A swinging league

Earlier this year, when the PGA decided it was going to start a league, they really didn’t know if there was enough interest. Soon after posting a flyer to their WhatsApp group, more than enough people came forward and the PGA Inaugural Pickleball League was born. In fact, there was so much interest that there weren't enough spots for everyone who wanted to join. But, rest assured, another league is just around the corner.

When Ratcliff arrived on Guam with the U.S. Navy about a year ago, he had only tried pickleball once. 

“When I moved here, I'd heard that there was pickleball. So I came to the Tamuning courts, came out and played, and fell in love, and have been playing ever since,” said Ratcliff, who played tennis for the NCAA Division III Hendrix College Warriors in Fayetteville, Arkansas, a decade ago. “Pickleball is fun because you're always playing with different people.”

Madeline “Ronni” Connelly, PGA president, said, in addition to the new league, the PGA is heralding the word and championing the sport’s growth. She and the PGA have started a grassroots campaign in the island’s schools and hope to unveil pickleball as an official high school sport.

“If you can get some of your top players playing now at a high school, and then now you're going to get your elementary (students) and they'll be the ones ready for the Olympics,” Connelly said. 

Although competing in the Olympics is the dream, Connelly knows Guam needs years of REM cycles to achieve that level of competition.

“Our big thing is, one step at a time. We don't want to be 20 years late, but we want to be on the curve moving forward,” she said. “I think that'll happen if we can get the schools kids. Like I tell the tennis coaches, ‘Hey, you have any kids? Send them our way. We'd love to start training them.’”

Rapid growth needs refuge

A couple of years ago when the PGA began, they didn’t have a dedicated facility – and they still don’t. Through the generosity of Tamuning Mayor Louise Rivera, the PGA hosts open play at the public tennis courts in Tamuning, but those are not permanent digs. Each time before play begins, volunteers create courts with masking tape and portable nets. To onlookers, this may be good enough, but, after several minutes of play, the tape lines shift and tear, creating a bit of a challenge, nothing too severe, but an annoyance.

Connelly, who couldn’t thank Guam National Tennis Federation, Guam National Tennis Center members and Rivera enough, is hopeful the Department of Parks and Recreation can help the PGA find a permanent home. Ideally, she said, she would like a 3-acre expanse to create a facility with enough room for future expansion.

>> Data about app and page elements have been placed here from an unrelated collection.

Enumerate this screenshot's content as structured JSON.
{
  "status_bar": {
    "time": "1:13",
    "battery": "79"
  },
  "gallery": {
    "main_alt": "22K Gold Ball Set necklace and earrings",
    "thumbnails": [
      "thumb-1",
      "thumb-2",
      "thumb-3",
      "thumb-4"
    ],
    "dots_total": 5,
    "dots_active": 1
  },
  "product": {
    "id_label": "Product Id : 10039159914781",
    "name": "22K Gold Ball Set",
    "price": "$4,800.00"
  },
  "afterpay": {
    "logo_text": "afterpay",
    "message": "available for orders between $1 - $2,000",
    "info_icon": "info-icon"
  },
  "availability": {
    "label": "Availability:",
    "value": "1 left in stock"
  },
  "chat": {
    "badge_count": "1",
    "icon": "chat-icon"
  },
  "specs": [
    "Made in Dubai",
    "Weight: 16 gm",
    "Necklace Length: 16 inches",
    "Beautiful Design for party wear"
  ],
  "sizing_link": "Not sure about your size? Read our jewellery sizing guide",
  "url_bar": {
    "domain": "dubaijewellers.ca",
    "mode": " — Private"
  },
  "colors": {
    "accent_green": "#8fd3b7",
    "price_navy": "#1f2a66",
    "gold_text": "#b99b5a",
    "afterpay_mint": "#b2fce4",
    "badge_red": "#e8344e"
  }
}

“We're trying to get mayors, we're trying to get Parks and Rec,” Connelly said. “I met with them, and they're very positive. But they've been behind the eight ball for quite a while. We're looking at different parks and … places to play for families.”

Putting Guam on the map

In the past two years, Guam has competed in friendly tournaments against Saipan but had always lost to the northern neighbor. That is until recently, when Guam took home several medals. Connelly said Guam’s Derrick Alcorn won gold in singles and men’s doubles and Tomi Castillo also earned spots on the podium.

“We were really strong,” Connelly said.